A group of 14 students from Singapore’s NUS High School of Math and Science had the opportunity to travel overseas this summer when they participated in ProjectFUN workshops at DigiPen Institute of Technology in Redmond, Washington.
While about half of the group learned how to program a 2D game engine, the other half completed a workshop on Artificial Intelligence for Games alongside other American students in grades 8-12. The two-week workshops took place August 1-12 and were taught by a combination of DigiPen undergraduate students and faculty members.
Chin Tian, 16, was one of the students in the artificial intelligence workshop. While she came to the workshop with some prior experience in programming video games, this was her first experience with learning how to program specifically for artificial intelligence.
“We try different kinds of games and try to make the enemy A.I., and sometimes we also make the player A.I. so that we don’t need to play the game — we just watch,” Chin Tian said. “When we first started we did simple games like Pong. Then, after that, we moved onto harder ones like (a Pac-Man-styled game).”
For the latter game, she said, students had to program the behaviors for the four enemy ghosts, each of which relies on a unique pattern of movement to chase the player through an on-screen maze.
So we try the best strategies, and we also programmed the player A.I. to see if the player can eat the dots and escape from the ghosts,” Chin Tian said. “Sometimes there are functions coded for us, and we just need to put them together. But usually there are other things that we need to add on.”
In addition to creating A.I. for video games, students in the workshop also spent one of the days learning how to program autonomous movement for a robotic car.
When asked about the most challenging aspect of the workshop, Chin Tian mentioned program debugging.
“Sometimes you type out the code and it seems OK, but when you run it, it doesn’t actually work — or you don’t know if it works,” she said.
Meanwhile, NUS High School student Chua Hou, 17, was busy learning how to develop a 2D game engine using the C++ programming language.
A game engine is a software program that supports, among other things, a game’s most fundamental operations, such as graphics, sound, and simulated physics for objects in the game world. By creating a successful engine, game programmers can reuse much of the same code for multiple game projects — often saving time, energy, and money.
We were taught about the different components of a game engine, and we had assignments along the way to gradually build up each component,” Chua Hou said. “From the start we have the rendering code, which was one of the components that we didn’t need to program. … Then, first thing we did was to basically render things on the screen. Then, after that, we started adding player controls, for example. Then we tested our player controls. Then we added physics, tested our physics — that kind of thing.”

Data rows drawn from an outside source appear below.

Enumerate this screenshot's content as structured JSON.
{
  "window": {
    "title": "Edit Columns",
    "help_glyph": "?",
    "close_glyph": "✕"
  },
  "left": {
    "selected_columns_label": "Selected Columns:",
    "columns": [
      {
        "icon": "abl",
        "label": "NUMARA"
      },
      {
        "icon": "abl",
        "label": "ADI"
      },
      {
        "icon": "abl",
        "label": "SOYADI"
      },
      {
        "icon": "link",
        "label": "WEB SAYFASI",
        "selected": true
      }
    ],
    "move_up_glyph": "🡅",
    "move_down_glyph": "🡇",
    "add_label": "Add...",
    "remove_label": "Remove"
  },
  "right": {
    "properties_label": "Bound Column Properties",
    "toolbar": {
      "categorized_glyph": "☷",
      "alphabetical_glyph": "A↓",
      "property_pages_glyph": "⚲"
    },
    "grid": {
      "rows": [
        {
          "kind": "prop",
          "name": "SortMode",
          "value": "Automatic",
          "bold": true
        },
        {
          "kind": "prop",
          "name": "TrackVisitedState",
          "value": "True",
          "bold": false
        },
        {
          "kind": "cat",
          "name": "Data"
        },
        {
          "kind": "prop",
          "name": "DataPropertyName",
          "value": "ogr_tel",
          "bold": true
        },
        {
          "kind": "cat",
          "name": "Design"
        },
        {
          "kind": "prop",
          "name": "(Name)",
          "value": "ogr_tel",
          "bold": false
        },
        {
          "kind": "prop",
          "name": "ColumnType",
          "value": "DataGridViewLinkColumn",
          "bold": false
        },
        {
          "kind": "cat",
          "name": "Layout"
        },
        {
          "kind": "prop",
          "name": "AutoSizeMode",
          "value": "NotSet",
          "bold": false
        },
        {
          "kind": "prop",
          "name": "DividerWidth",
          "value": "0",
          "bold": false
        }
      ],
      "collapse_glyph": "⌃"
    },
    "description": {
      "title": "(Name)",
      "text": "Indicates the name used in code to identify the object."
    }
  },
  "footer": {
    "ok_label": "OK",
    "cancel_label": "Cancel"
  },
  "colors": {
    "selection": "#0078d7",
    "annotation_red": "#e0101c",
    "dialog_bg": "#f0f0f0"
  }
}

At the end of the workshop, Chua Hou and his classmates had created a basic game engine that they will be able to use for making their own computer games.
“The most fun thing was using the engine to make mini games and putting together funny combinations of pictures, like our friend’s faces,” Chua Hou said.
When not in class, the NUS High School students were getting a taste of independent living. Instead of staying at a hotel, students resided at DigiPen Housing apartments located near campus. As a part of the experience, students were responsible for preparing their own evening meals (“We just made some simple stuff that we bought from the supermarket,” Chin Tian said.) and cleaning up their own living spaces.
The students also took part in weekend sightseeing activities around Seattle — including trips to the Space Needle, EMP Museum, Pike Place Market, and a tour of the Bill and Melinda Gates Foundation visitor center.
“I liked the Nirvana exhibition at the EMP Museum,” Chua Hou said. “It’s quite cool. You have the entire history and displays, and a lot of music samples as well.”
“I think the Pike Place Market is quite interesting,” Chin Tian said. “And along the streets we saw many people performing — street performance.”
Given the opportunity, Chin Tian said she would be excited to return to the United States for even more ProjectFUN workshops. For Chua Hou, who also came to the workshop with previous game programming experience, he says he’s looking forward to the idea of studying more advanced computer science topics at a university.
I think my interest in college would be more in computer science than programming, like not necessarily coding but more of the algorithms behind that,” he said. “This class has given me a lot of practice in good programming practices and how to design complex systems. So it will definitely be useful.”
This is the second year that DigiPen has partnered with NUS High School to offer an overseas summer program.